A Green Country teenager said he could have been killed Wednesday night after he swerved to avoid a deer in Catoosa.
Now, he's warning others about the dangers of driving while deer are on the move this time of year.
Cody Kirby, 18, said his car is a total loss, but he is thankful he still made it home for the holidays with just a few bumps and bruises.
It was dark and the roads were slick. He said it all happened so fast.
"I was coming down a little hill, and then, out of nowhere, a deer just runs like right in front of me,” said Kirby.
Kirby said he was on his way to work Wednesday night when things took a turn for the worst.
"As soon as I tried to turn the other way, it broke traction and I couldn't get control,” said Kirby.
Kirby managed to miss the deer but veered off the road, crashing into a pole.
His truck doesn't have airbags, but he walked away with only a few bruises. Kirby said it would have been much worse if he hadn’t had time to protect his head.
"Your head is gonna go 'bonk' and bounce back, and it's gonna cause concussions and head damage,” said Kirby.

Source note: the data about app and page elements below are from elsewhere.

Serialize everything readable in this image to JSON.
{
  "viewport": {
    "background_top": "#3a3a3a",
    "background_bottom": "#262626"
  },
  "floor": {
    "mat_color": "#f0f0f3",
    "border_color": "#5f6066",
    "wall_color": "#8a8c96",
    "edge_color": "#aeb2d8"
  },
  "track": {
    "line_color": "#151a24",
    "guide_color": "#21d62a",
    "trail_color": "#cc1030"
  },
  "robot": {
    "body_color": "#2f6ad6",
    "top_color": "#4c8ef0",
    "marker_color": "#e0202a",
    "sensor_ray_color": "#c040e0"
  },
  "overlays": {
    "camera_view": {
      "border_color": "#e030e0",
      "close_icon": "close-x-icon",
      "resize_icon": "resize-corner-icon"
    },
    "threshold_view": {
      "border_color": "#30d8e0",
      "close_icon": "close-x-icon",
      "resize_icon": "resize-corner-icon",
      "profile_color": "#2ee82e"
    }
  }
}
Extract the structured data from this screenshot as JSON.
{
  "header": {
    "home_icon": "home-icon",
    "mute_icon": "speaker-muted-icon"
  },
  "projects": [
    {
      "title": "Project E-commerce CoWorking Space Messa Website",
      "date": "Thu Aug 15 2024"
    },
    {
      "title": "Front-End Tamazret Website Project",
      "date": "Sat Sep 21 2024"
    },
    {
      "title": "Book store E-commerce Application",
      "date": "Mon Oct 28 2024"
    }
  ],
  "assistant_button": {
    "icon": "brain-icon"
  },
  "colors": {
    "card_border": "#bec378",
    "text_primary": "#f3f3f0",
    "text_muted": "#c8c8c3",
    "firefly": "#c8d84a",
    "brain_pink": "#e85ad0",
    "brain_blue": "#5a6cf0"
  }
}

Kirby's mom said a car can be replaced while her son cannot, but it's unfortunate, because he really did love that truck. Kirby got the truck for his 17th birthday and spent several months fixing it up with his dad.
"We got it done like a few months before my 18th birthday, and a few months after that, it gets totaled," said Kirby.
A few months later, and it was destroyed in the blink of an eye.
"I have to pay rent and I have to pay stuff for my dog. You know, like, I'm pretty much broke right now, so I'm trying to rely on friends giving me rides and if not, probably walk,” said Kirby.
The Oklahoma Insurance Department said crashes involving deer increase from October through January during the height of deer mating and migration season, causing about 200 deaths each year and more than $3.6 billion in vehicle damage.
"Deer are everywhere. I've seen a lot of them. Just be careful out there, you know,” said Kirby.
The Oklahoma Insurance Department said deer are most active during dusk and dawn, and warns drivers if you see one deer, there are usually more nearby.
Click here for safety tips.